**EXERCISE DETAILS:** Each record should be output exactly, with every character kept.

**SOURCE RECORDS:**
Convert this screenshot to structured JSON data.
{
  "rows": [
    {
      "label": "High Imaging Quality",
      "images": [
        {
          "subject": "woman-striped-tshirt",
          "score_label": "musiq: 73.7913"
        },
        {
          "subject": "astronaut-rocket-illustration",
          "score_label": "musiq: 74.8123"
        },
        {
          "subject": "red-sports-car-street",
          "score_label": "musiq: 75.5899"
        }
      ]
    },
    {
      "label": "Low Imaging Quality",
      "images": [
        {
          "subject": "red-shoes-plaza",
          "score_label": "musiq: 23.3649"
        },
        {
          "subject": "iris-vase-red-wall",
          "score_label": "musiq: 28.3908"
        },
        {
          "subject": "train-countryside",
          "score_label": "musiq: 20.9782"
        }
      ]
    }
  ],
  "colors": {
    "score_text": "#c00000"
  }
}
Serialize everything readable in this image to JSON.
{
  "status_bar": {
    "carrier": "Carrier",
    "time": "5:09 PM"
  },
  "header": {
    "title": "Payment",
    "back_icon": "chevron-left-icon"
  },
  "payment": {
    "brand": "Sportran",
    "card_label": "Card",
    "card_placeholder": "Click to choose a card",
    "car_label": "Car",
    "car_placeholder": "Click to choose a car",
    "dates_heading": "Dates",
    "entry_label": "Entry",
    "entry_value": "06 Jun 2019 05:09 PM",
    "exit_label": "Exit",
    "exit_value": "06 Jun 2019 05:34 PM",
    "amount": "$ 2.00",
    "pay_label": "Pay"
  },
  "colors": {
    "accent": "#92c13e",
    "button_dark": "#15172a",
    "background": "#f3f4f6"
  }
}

**EXERCISE RESULT:**
Convert this screenshot to structured JSON data.
{
  "rows": [
    {
      "label": "High Imaging Quality",
      "images": [
        {
          "subject": "woman-striped-tshirt",
          "score_label": "musiq: 73.7913"
        },
        {
          "subject": "astronaut-rocket-illustration",
          "score_label": "musiq: 74.8123"
        },
        {
          "subject": "red-sports-car-street",
          "score_label": "musiq: 75.5899"
        }
      ]
    },
    {
      "label": "Low Imaging Quality",
      "images": [
        {
          "subject": "red-shoes-plaza",
          "score_label": "musiq: 23.3649"
        },
        {
          "subject": "iris-vase-red-wall",
          "score_label": "musiq: 28.3908"
        },
        {
          "subject": "train-countryside",
          "score_label": "musiq: 20.9782"
        }
      ]
    }
  ],
  "colors": {
    "score_text": "#c00000"
  }
}
Serialize everything readable in this image to JSON.
{
  "status_bar": {
    "carrier": "Carrier",
    "time": "5:09 PM"
  },
  "header": {
    "title": "Payment",
    "back_icon": "chevron-left-icon"
  },
  "payment": {
    "brand": "Sportran",
    "card_label": "Card",
    "card_placeholder": "Click to choose a card",
    "car_label": "Car",
    "car_placeholder": "Click to choose a car",
    "dates_heading": "Dates",
    "entry_label": "Entry",
    "entry_value": "06 Jun 2019 05:09 PM",
    "exit_label": "Exit",
    "exit_value": "06 Jun 2019 05:34 PM",
    "amount": "$ 2.00",
    "pay_label": "Pay"
  },
  "colors": {
    "accent": "#92c13e",
    "button_dark": "#15172a",
    "background": "#f3f4f6"
  }
}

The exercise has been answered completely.